from universities, journals, and other organizations


Featured Videos

from AP, Reuters, AFP, and other news services

Traditional African Dishes Teach Healthy Eating

Traditional African Dishes Teach Healthy Eating

AP (July 28, 2014) Classes are being offered nationwide to encourage African Americans to learn about cooking fresh foods based on traditional African cuisine. The program is trying to combat obesity, heart disease and other ailments often linked to diet. (July 28) Video provided by AP
Powered by NewsLook.com
Asteroid's Timing Was 'Colossal Bad Luck' For The Dinosaurs

Asteroid's Timing Was 'Colossal Bad Luck' For The Dinosaurs

Newsy (July 28, 2014) The asteroid that killed the dinosaurs struck at the worst time for them. A new study says that if it hit earlier or later, they might've survived. Video provided by Newsy
Powered by NewsLook.com
Raw: Sea Turtle Hatchlings Emerge from Nest

Raw: Sea Turtle Hatchlings Emerge from Nest

AP (July 27, 2014) A live-streaming webcam catches loggerhead sea turtle hatchlings emerging from a nest in the Florida Keys. (July 27) Video provided by AP
Powered by NewsLook.com
Russia Saves Gecko Sex Satellite, Media Has Some Fun With It

Russia Saves Gecko Sex Satellite, Media Has Some Fun With It

Newsy (July 27, 2014) The satellite is back under ground control after a tense few days, but with a gecko sex experiment on board, the media just couldn't help themselves.

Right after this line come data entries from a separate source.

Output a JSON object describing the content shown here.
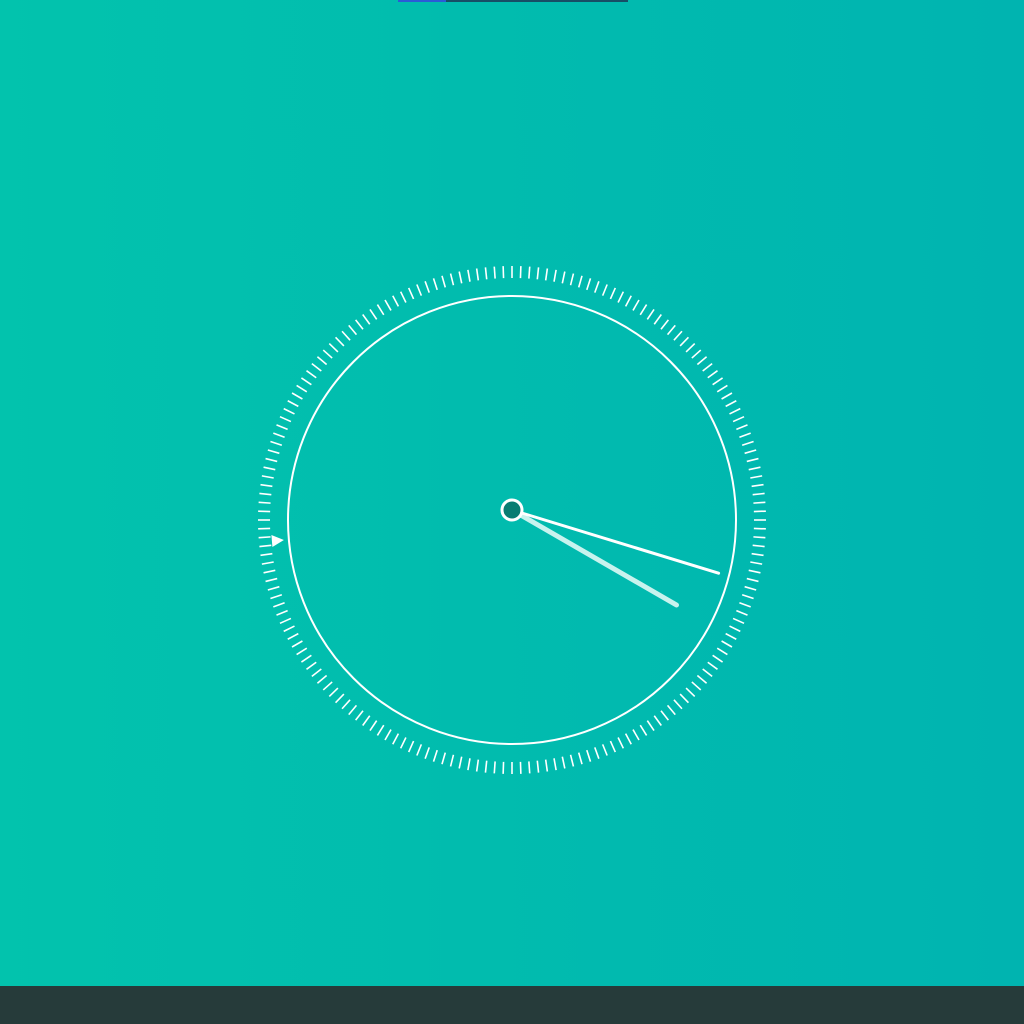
{
  "colors": {
    "background_left": "#02c3ad",
    "background_right": "#00b4b0",
    "dial": "#ffffff",
    "minute_hand": "#ffffff",
    "second_hand": "#c8f3ee",
    "center_dot": "#0a7d72",
    "bottom_bar": "#263b3a",
    "top_indicator_left": "#2b5bd6",
    "top_indicator_right": "#174e66"
  },
  "clock": {
    "tick_count": 180,
    "minute_hand_angle_deg": 107,
    "second_hand_angle_deg": 120,
    "pointer_marker_angle_deg": 265,
    "icons": {
      "marker": "triangle-pointer-icon",
      "center": "hub-icon"
    }
  }
}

Video provided by Newsy
Powered by NewsLook.com

Search ScienceDaily

Number of stories in archives: 140,361

Find with keyword(s):
Enter a keyword or phrase to search ScienceDaily for related topics and research stories.

Save/Print:
Share:

Breaking News:
from the past week

In Other News

... from NewsDaily.com

Science News

Health News

Environment News

Technology News



Save/Print:
Share:

Free Subscriptions


Get the latest science news with ScienceDaily's free email newsletters, updated daily and weekly. Or view hourly updated newsfeeds in your RSS reader:

Get Social & Mobile


Keep up to date with the latest news from ScienceDaily via social networks and mobile apps:

Have Feedback?


Tell us what you think of ScienceDaily -- we welcome both positive and negative comments. Have any problems using the site? Questions?
Mobile: iPhone Android Web
Follow: Facebook Twitter Google+
Subscribe: RSS Feeds Email Newsletters
Latest Headlines Health & Medicine Mind & Brain Space & Time Matter & Energy Computers & Math Plants & Animals Earth & Climate Fossils & Ruins